. Our Supreme Court thereupon reversed our decision and remanded the case to us for further consideration. State v. Avery, 237 Ga. 865
1. The first enumeration of error on the general grounds was not argued nor supported by citation of authority and for those reasons is deemed abandoned. Court of Appeals Rule 18 (c) (2), 122 Ga. App. 885
, 894; Proveaux v. State, 233 Ga. 456
, 457 (211 SE2d 747
). Moreover, a review of the record and transcript reveals ample evidence to support the judgment of conviction.
2. The charge complained of in the second enumeration was approved by the Supreme Court in State v. Avery, 237 Ga. 865
, supra, revg. Avery v. State, 138 Ga. App. 65
, supra. Accordingly, the enumeration is without merit.
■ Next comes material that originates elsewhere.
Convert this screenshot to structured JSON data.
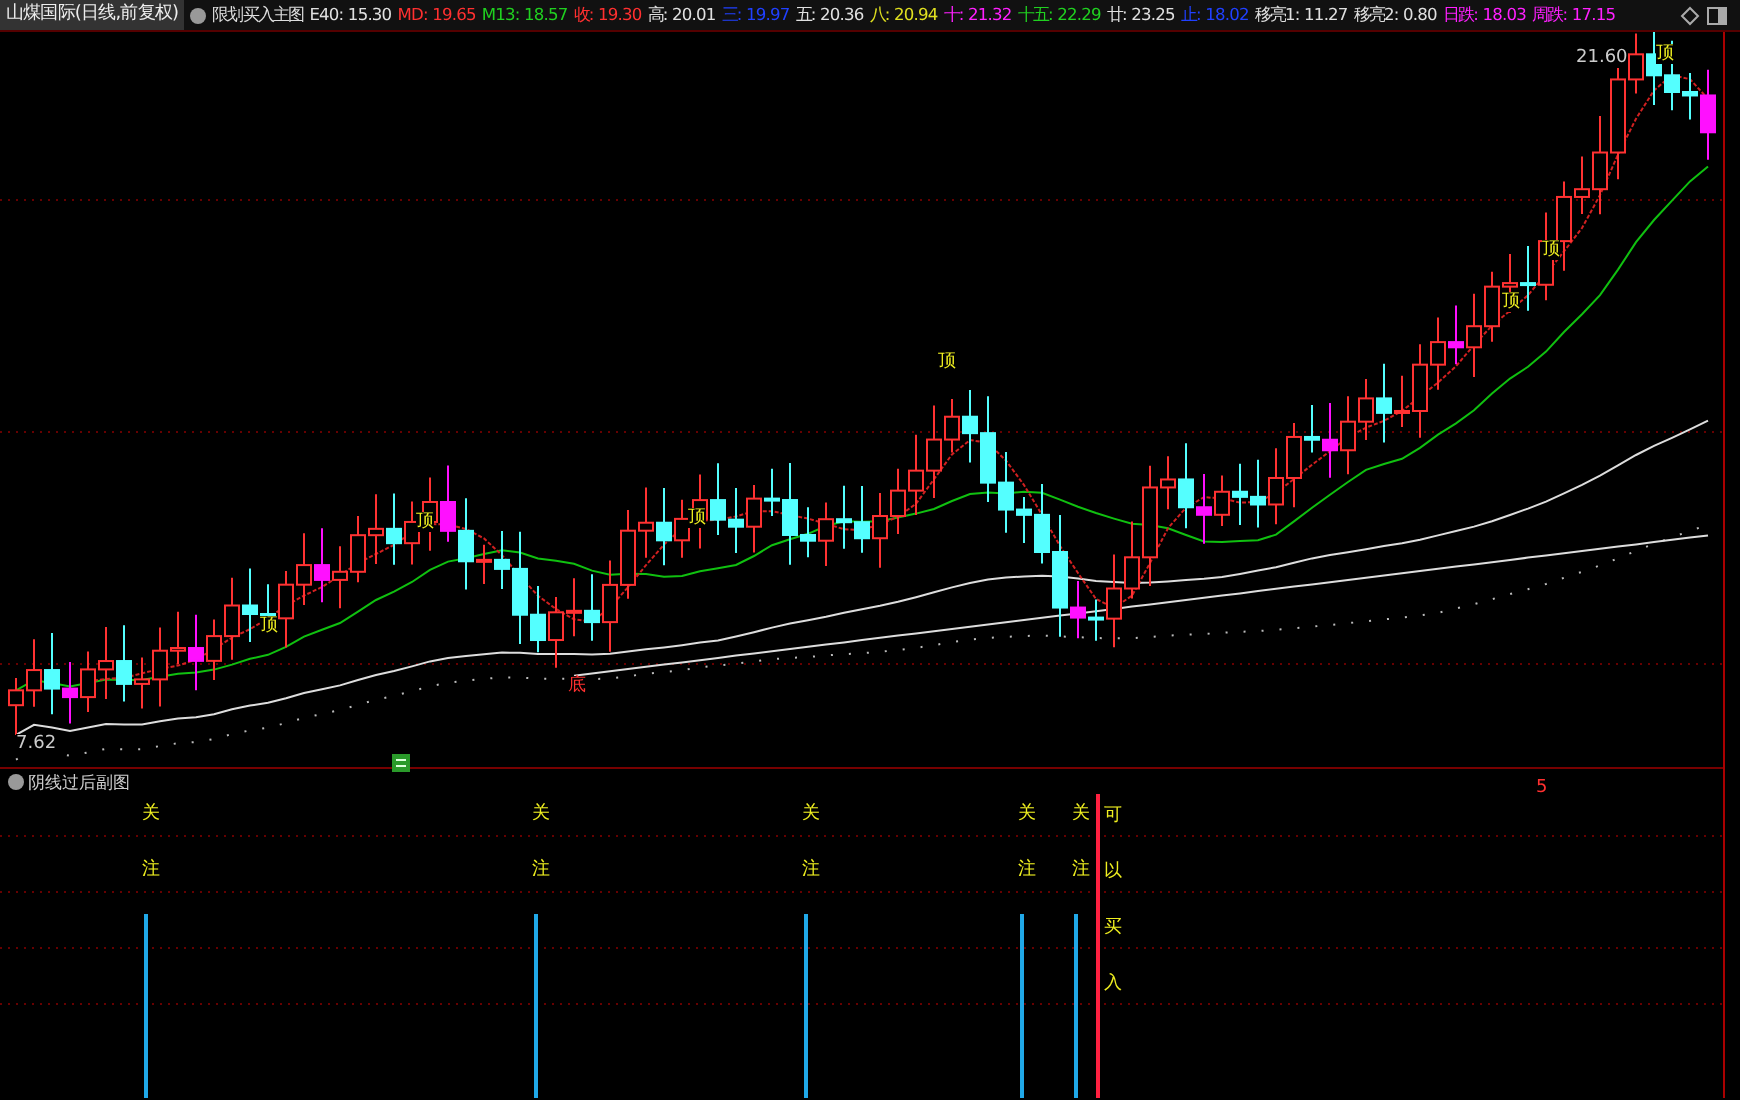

4. The defendant contends that the court erred in charging the jury as follows: "Ladies and gentlemen, if you believe the contentions of the defendant, that is, that he had suffered a concussion, and that he did not know what he was doing, then it would be your duty to acquit." Although similar charges were held to be error in Graham v. State, 135 Ga. App. 825 (219 SE2d 477)
and Henderson v. State, 134 Ga. App. 898 (5) (216 SE2d 696)
, the error herein was harmless.
In both Graham and Henderson the erroneous instructions were given at the end of the court's charge just prior to instructing the jury on the form of the verdict and "could easily have stood out in the jury's mind." Henderson v. State, 134 Ga. App. p. 902, supra. Moreover, in both cases the court was at best vague in instructing on the concept of reasonable doubt and the state's burden of proof. Neither situation is present in the case sub judice. The erroneous instruction came midway in the court's charge and was preceded and followed by clear instructions on the state's burden to prove the defendant guilty beyond a reasonable doubt. This, coupled with the ample evidence supporting the verdict of guilty, convinces us that the error was harmless and did not have an effect upon the outcome of the trial. See Burns v. State, 135 Ga. App. 842 (4) (219 SE2d 487)
. Defendant's fourth enumeration of error is without merit.
Wynn Pelham, for appellant.